In between is Turandot, Puccini’s beloved final opera, left unfinished at the time of his death in 1924. Turandot takes place in ancient Peking — make that ancient Peking, as adapted from an 18th century Italian play, influenced by 16th century commedia dell’arte, and set to music by an early 20th century composer (also Italian) with a 19th century sensibility. Read more »
Breaking the Waves at Opera Philadelphia. (Photo by Nicholas Korkos)

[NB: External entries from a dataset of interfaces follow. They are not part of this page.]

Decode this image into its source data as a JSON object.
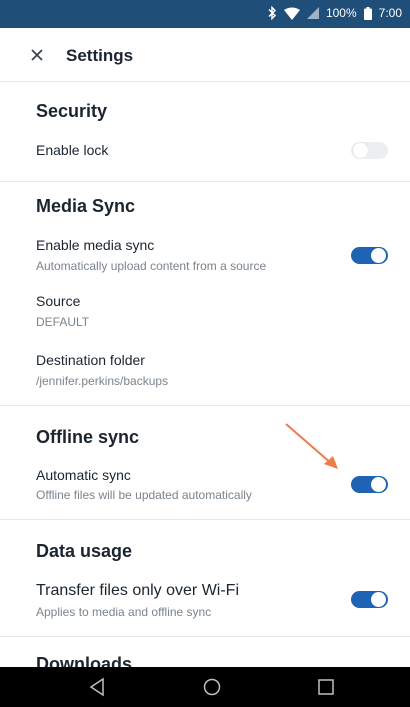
{
  "status_bar": {
    "battery": "100%",
    "time": "7:00",
    "icons": [
      "bluetooth-icon",
      "wifi-icon",
      "signal-icon",
      "battery-icon"
    ]
  },
  "app_bar": {
    "title": "Settings",
    "close_icon": "close-icon"
  },
  "sections": {
    "security": {
      "title": "Security",
      "enable_lock": {
        "title": "Enable lock",
        "on": false
      }
    },
    "media_sync": {
      "title": "Media Sync",
      "enable_media_sync": {
        "title": "Enable media sync",
        "subtitle": "Automatically upload content from a source",
        "on": true
      },
      "source": {
        "title": "Source",
        "value": "DEFAULT"
      },
      "destination": {
        "title": "Destination folder",
        "value": "/jennifer.perkins/backups"
      }
    },
    "offline_sync": {
      "title": "Offline sync",
      "automatic_sync": {
        "title": "Automatic sync",
        "subtitle": "Offline files will be updated automatically",
        "on": true
      }
    },
    "data_usage": {
      "title": "Data usage",
      "wifi_only": {
        "title": "Transfer files only over Wi-Fi",
        "subtitle": "Applies to media and offline sync",
        "on": true
      }
    },
    "downloads": {
      "title": "Downloads"
    }
  },
  "annotation": {
    "icon": "arrow-icon",
    "color": "#ee7b4c"
  },
  "nav_bar": {
    "icons": [
      "back-icon",
      "home-icon",
      "recents-icon"
    ]
  },
  "colors": {
    "status_bar": "#1f4e79",
    "toggle_on": "#1f63b4",
    "toggle_off": "#eceef0"
  }
}
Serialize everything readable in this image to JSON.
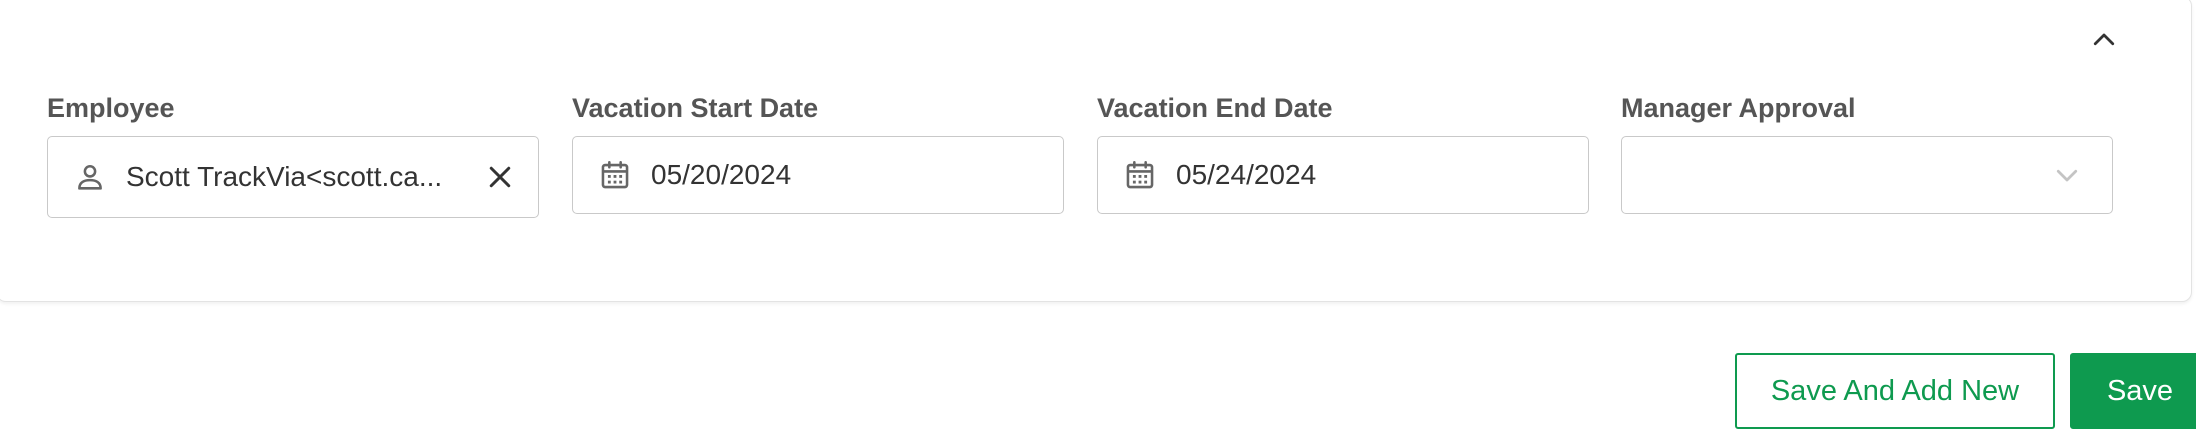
{
  "form": {
    "fields": [
      {
        "label": "Employee",
        "value": "Scott TrackVia<scott.ca...",
        "lead_icon": "person-icon",
        "clear_icon": "close-icon"
      },
      {
        "label": "Vacation Start Date",
        "value": "05/20/2024",
        "lead_icon": "calendar-icon"
      },
      {
        "label": "Vacation End Date",
        "value": "05/24/2024",
        "lead_icon": "calendar-icon"
      },
      {
        "label": "Manager Approval",
        "value": "",
        "trail_icon": "chevron-down-icon"
      }
    ],
    "collapse_icon": "chevron-up-icon"
  },
  "actions": {
    "save_and_add_new_label": "Save And Add New",
    "save_label": "Save"
  },
  "colors": {
    "accent": "#0e9a4f",
    "border": "#c9c9c9",
    "label": "#555555",
    "text": "#333333"
  }
}
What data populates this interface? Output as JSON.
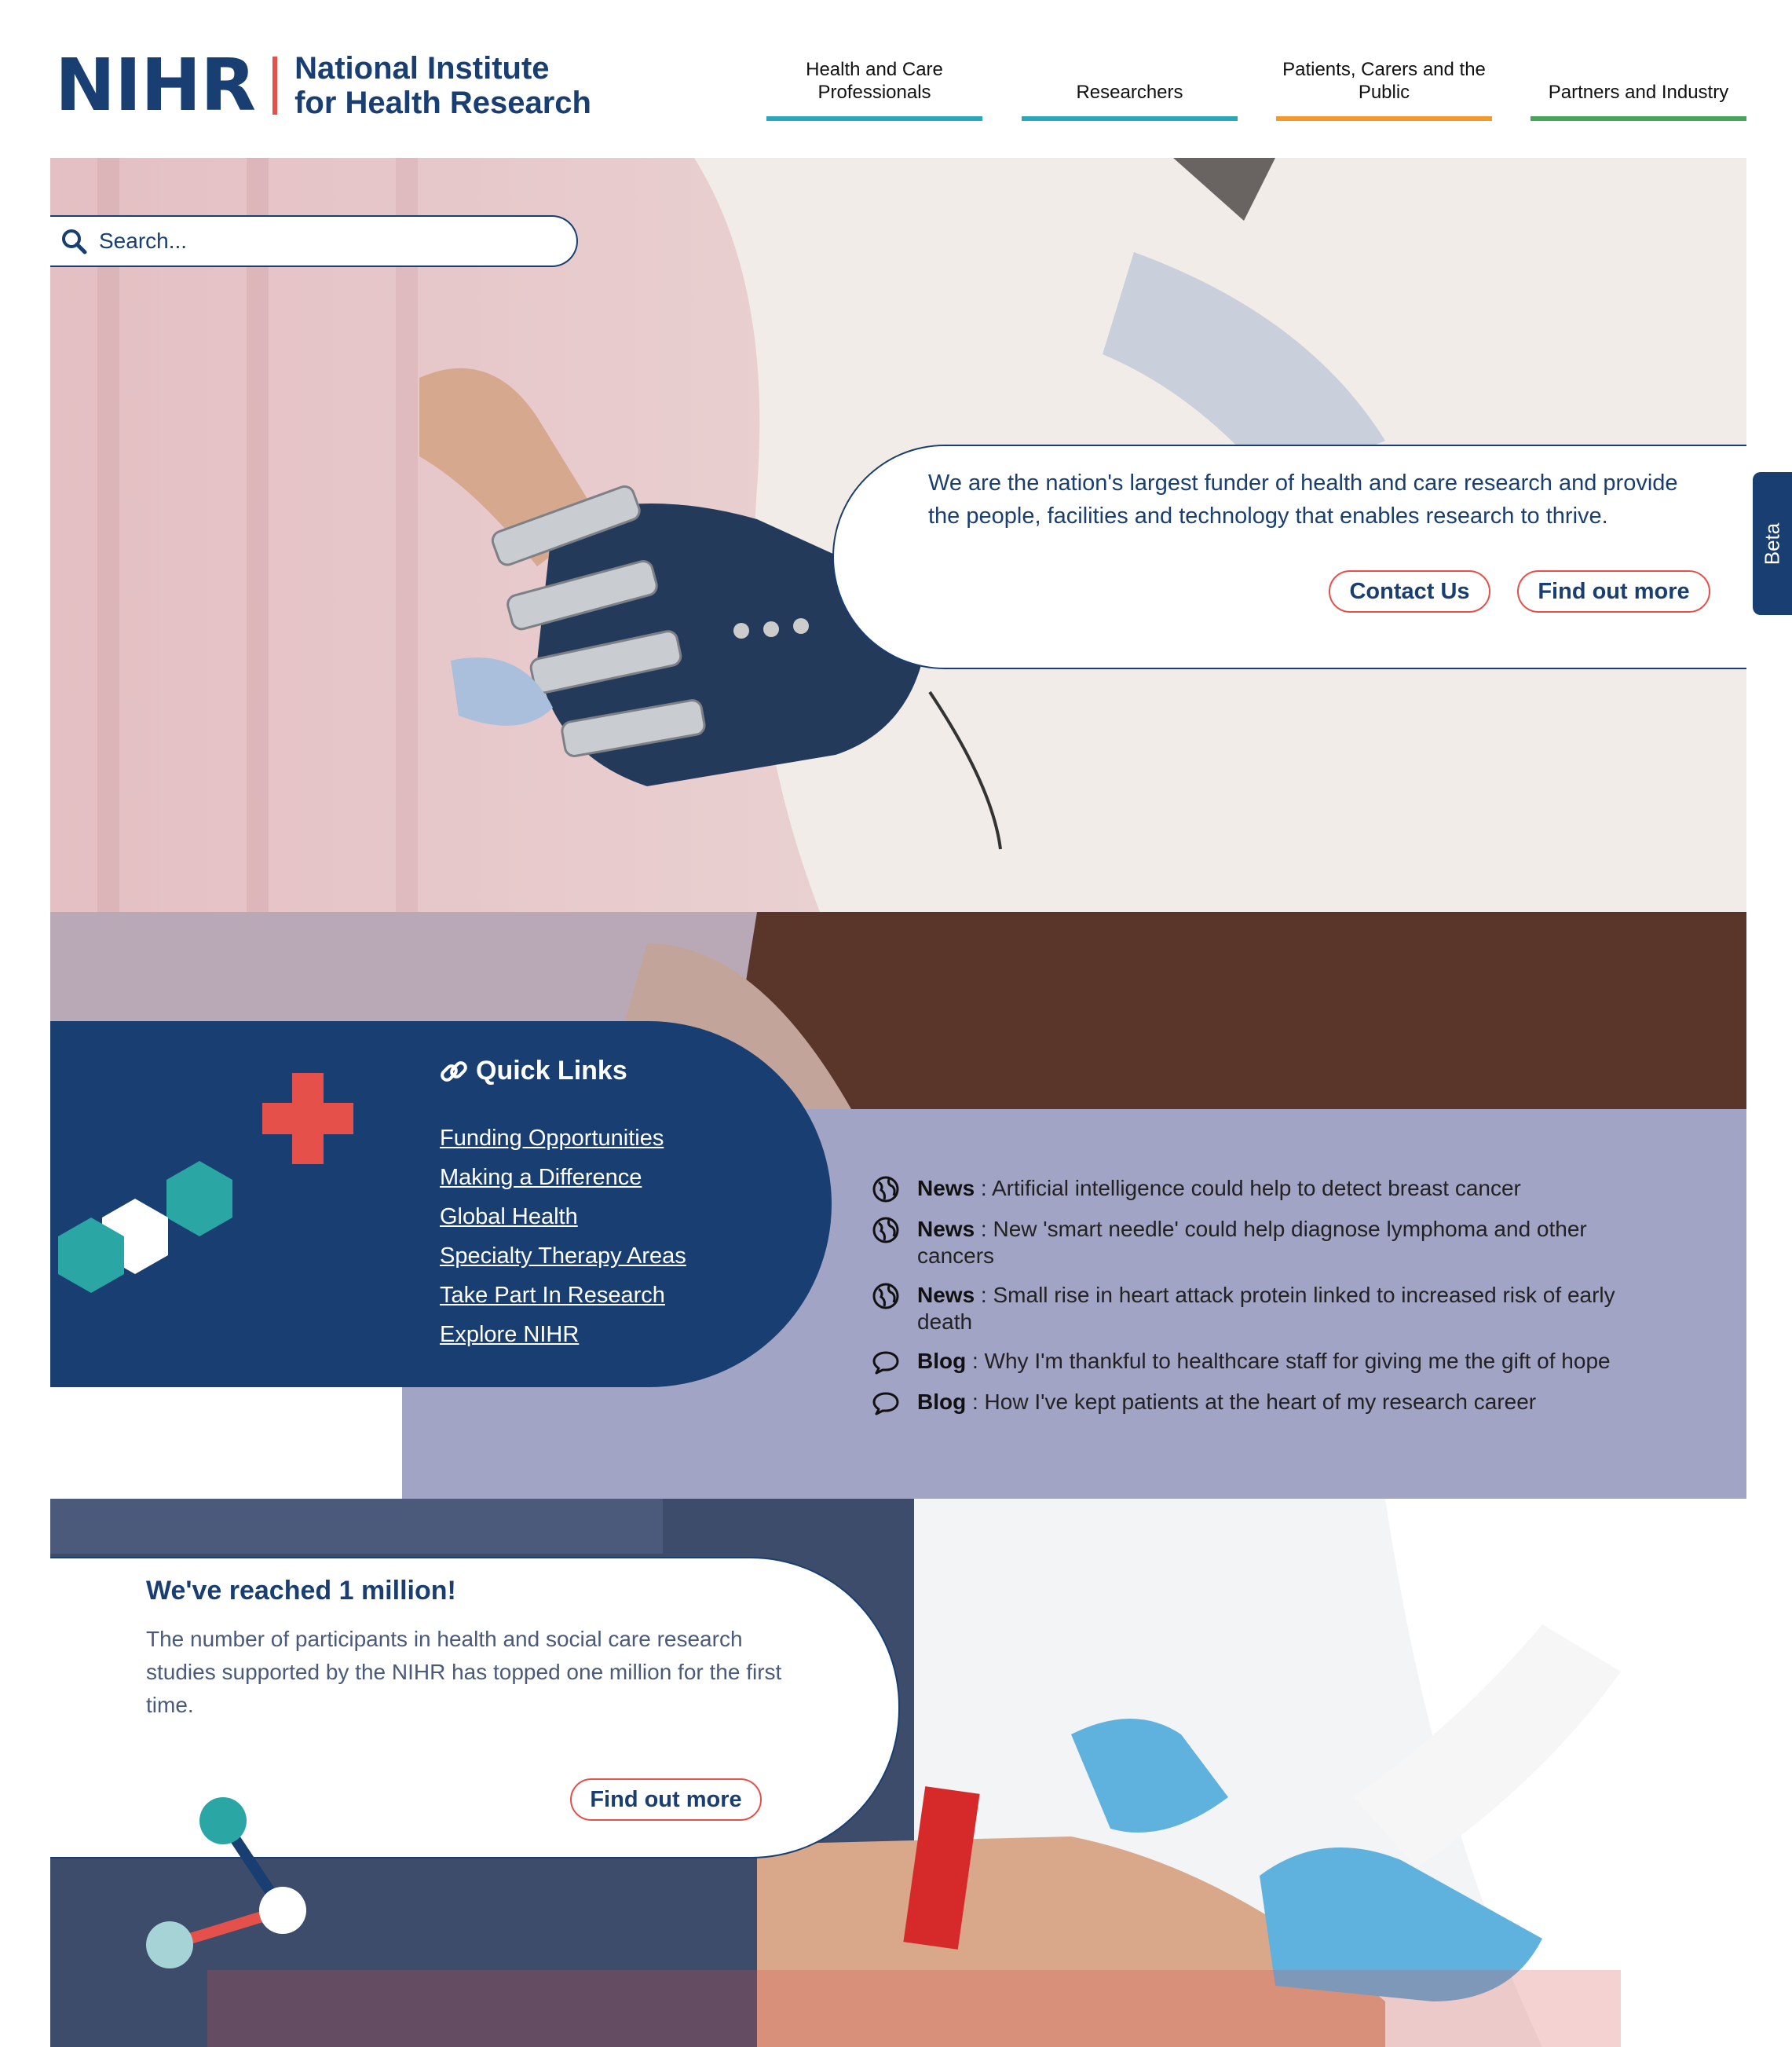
{
  "header": {
    "logo_mark": "NIHR",
    "logo_line1": "National Institute",
    "logo_line2": "for Health Research"
  },
  "nav": {
    "items": [
      {
        "label": "Health and Care Professionals",
        "color": "#2aa7b8"
      },
      {
        "label": "Researchers",
        "color": "#2aa7b8"
      },
      {
        "label": "Patients, Carers and the Public",
        "color": "#f39a2b"
      },
      {
        "label": "Partners and Industry",
        "color": "#46a55a"
      }
    ]
  },
  "search": {
    "placeholder": "Search..."
  },
  "hero": {
    "mission": "We are the nation's largest funder of health and care research and provide the people, facilities and technology that enables research to thrive.",
    "contact_label": "Contact Us",
    "find_out_label": "Find out more"
  },
  "beta_tab": "Beta",
  "quick_links": {
    "title": "Quick Links",
    "items": [
      "Funding Opportunities",
      "Making a Difference",
      "Global Health",
      "Specialty Therapy Areas",
      "Take Part In Research",
      "Explore NIHR"
    ]
  },
  "news": {
    "items": [
      {
        "type": "News",
        "icon": "globe-icon",
        "text": " : Artificial intelligence could help to detect breast cancer"
      },
      {
        "type": "News",
        "icon": "globe-icon",
        "text": " : New 'smart needle' could help diagnose lymphoma and other cancers"
      },
      {
        "type": "News",
        "icon": "globe-icon",
        "text": " : Small rise in heart attack protein linked to increased risk of early death"
      },
      {
        "type": "Blog",
        "icon": "speech-bubble-icon",
        "text": " : Why I'm thankful to healthcare staff for giving me the gift of hope"
      },
      {
        "type": "Blog",
        "icon": "speech-bubble-icon",
        "text": " : How I've kept patients at the heart of my research career"
      }
    ]
  },
  "milestone": {
    "title": "We've reached 1 million!",
    "text": "The number of participants in health and social care research studies supported by the NIHR has topped one million for the first time.",
    "button_label": "Find out more"
  },
  "colors": {
    "navy": "#193e72",
    "coral": "#e5514a",
    "teal": "#2aa7b8",
    "lavender": "#a2a4c5"
  }
}
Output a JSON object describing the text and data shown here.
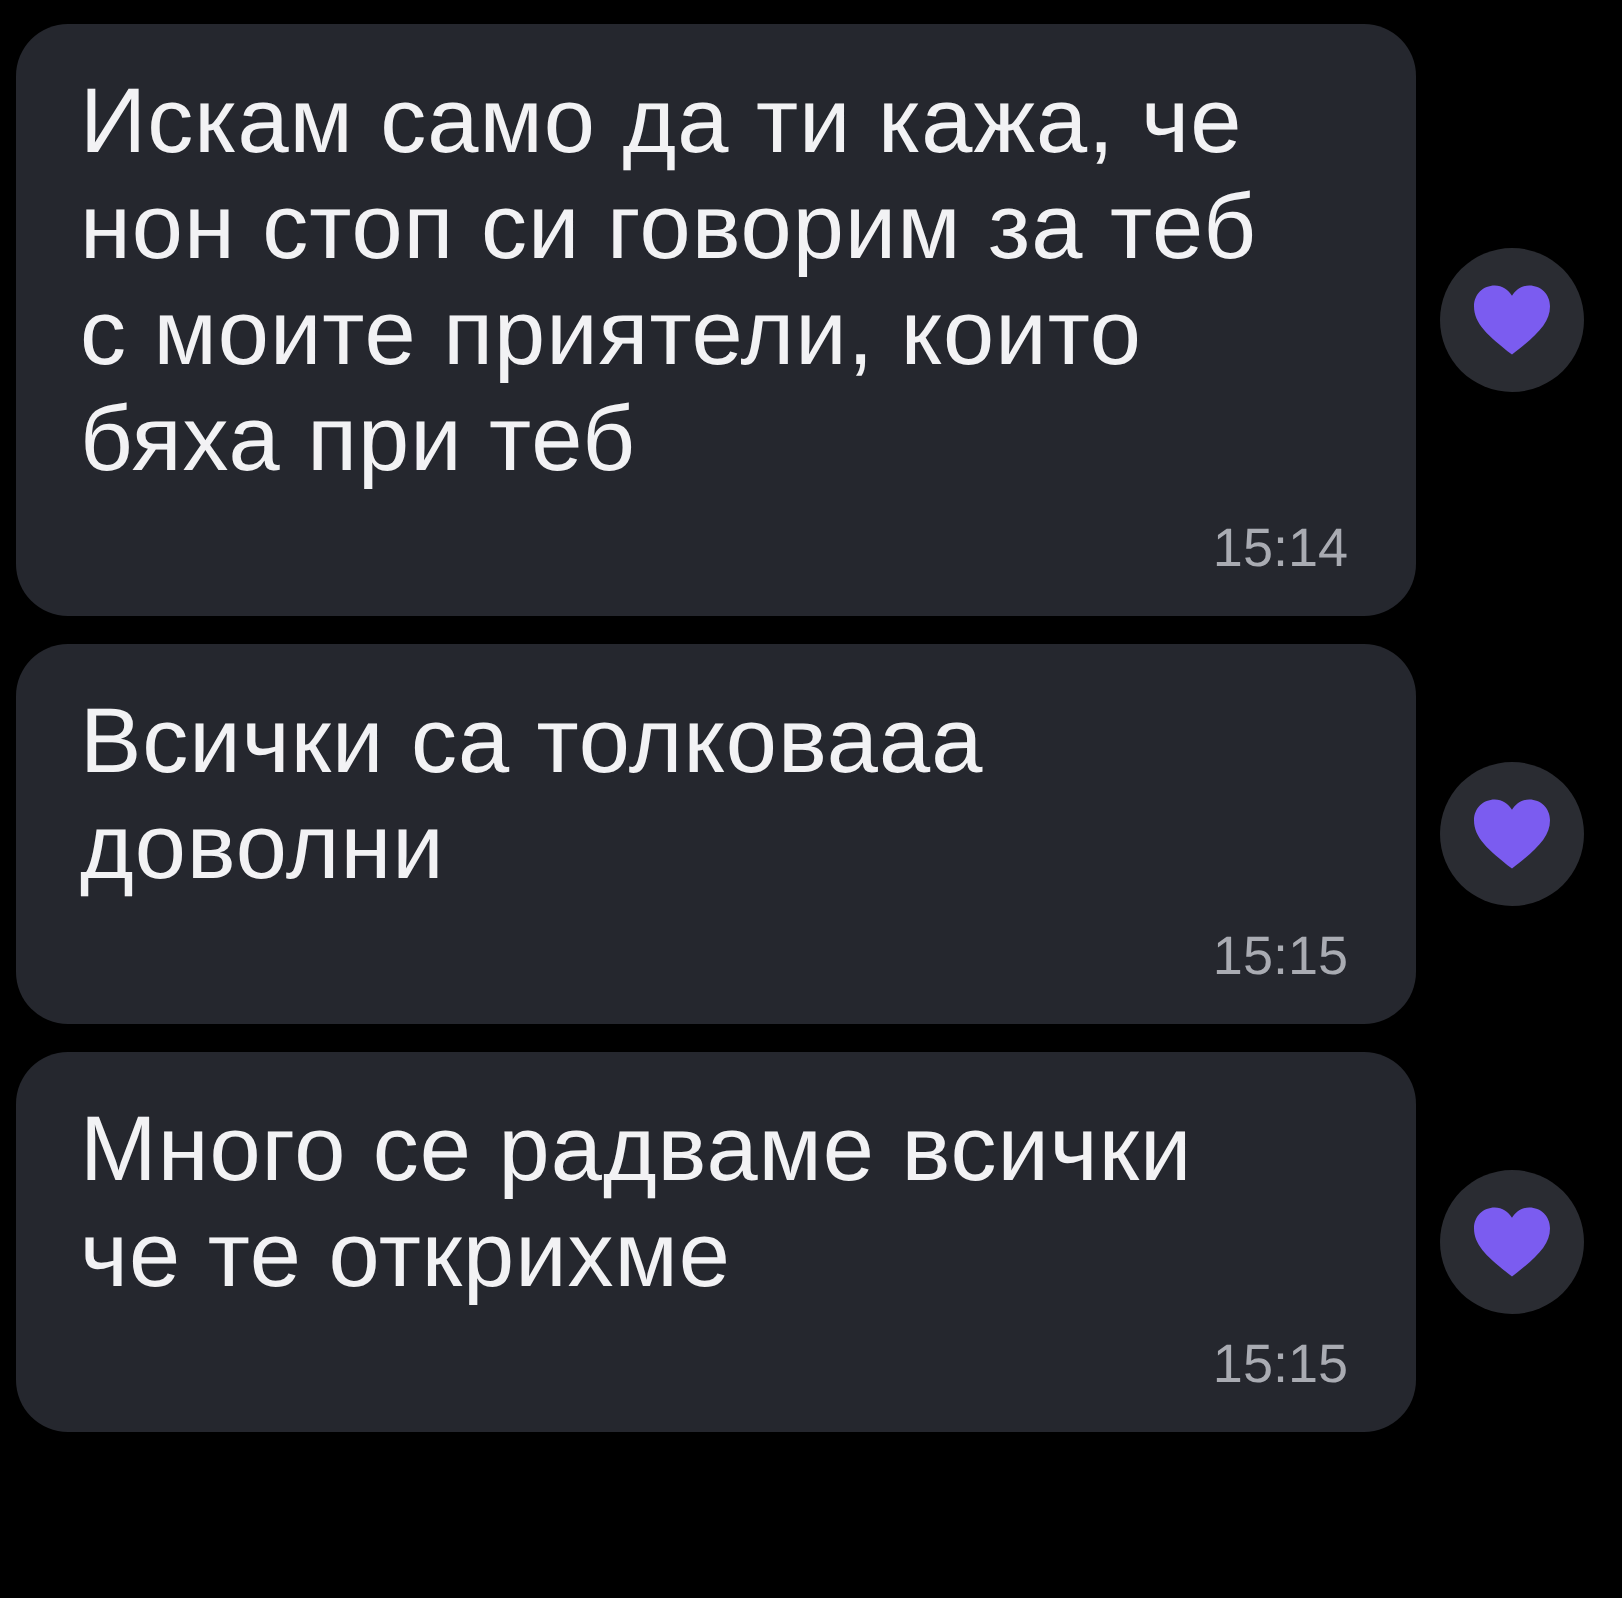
{
  "messages": [
    {
      "text": "Искам само да ти кажа, че нон стоп си говорим за теб с моите приятели, които бяха при теб",
      "time": "15:14",
      "liked": true
    },
    {
      "text": "Всички са толковааа доволни",
      "time": "15:15",
      "liked": true
    },
    {
      "text": "Много се радваме всички че те открихме",
      "time": "15:15",
      "liked": true
    }
  ]
}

It’s a week that effectively demonstrates Opera Philadelphia’s growing presence and ambitions. There’s a gala opening in grandly traditional style — Puccini’s Turandot, at their home theater, the Academy of Music. The next day brings a collaboration with the African company Third World Bunfight, in a remix version of Verdi’s Macbeth that is also part of the FringeArts.
No doubt the major news (and the biggest risk) took place Thursday night at the ideally-sized Perelman Theater — the world premiere of Missy Mazzoli and Royce Vavrek’s operatic setting of Lars von Trier’s fascinating but bleak and disturbing film, Breaking the Waves. Read more »
Julius Caesar. Spared Parts is being performed at the Navy Yard. Photo by Luca Del Pia
FRIDAY, SEPTEMBER 23
Julius Caesar. Spared Parts @ The Navy Yard, Building 694
Italian director Romeo Castellucci returns to the Fringe Festival with this remix of Shakespeare’s Julius Caesar, presented “as a series of ‘fragments’ rearranged and positioned against each other.” It’s the first FringeArts performance at the Navy Yard; they might have needed the space there because the show features a horse. It runs through Saturday but some of the performances are sold out. Read more »
Christopher Lloyd Goes Back to the Future @ Keswick Theatre | Saturday, September 24
Head to the Keswick to watch Back to the Future on the big screen and hear stories straight from Doc Brown himself about making the movie and working with Michael J. Fox/Marty McFly and director Steven Spielberg. There will be a Q&A, so come prepared with your most pressing time travel questions. Read more »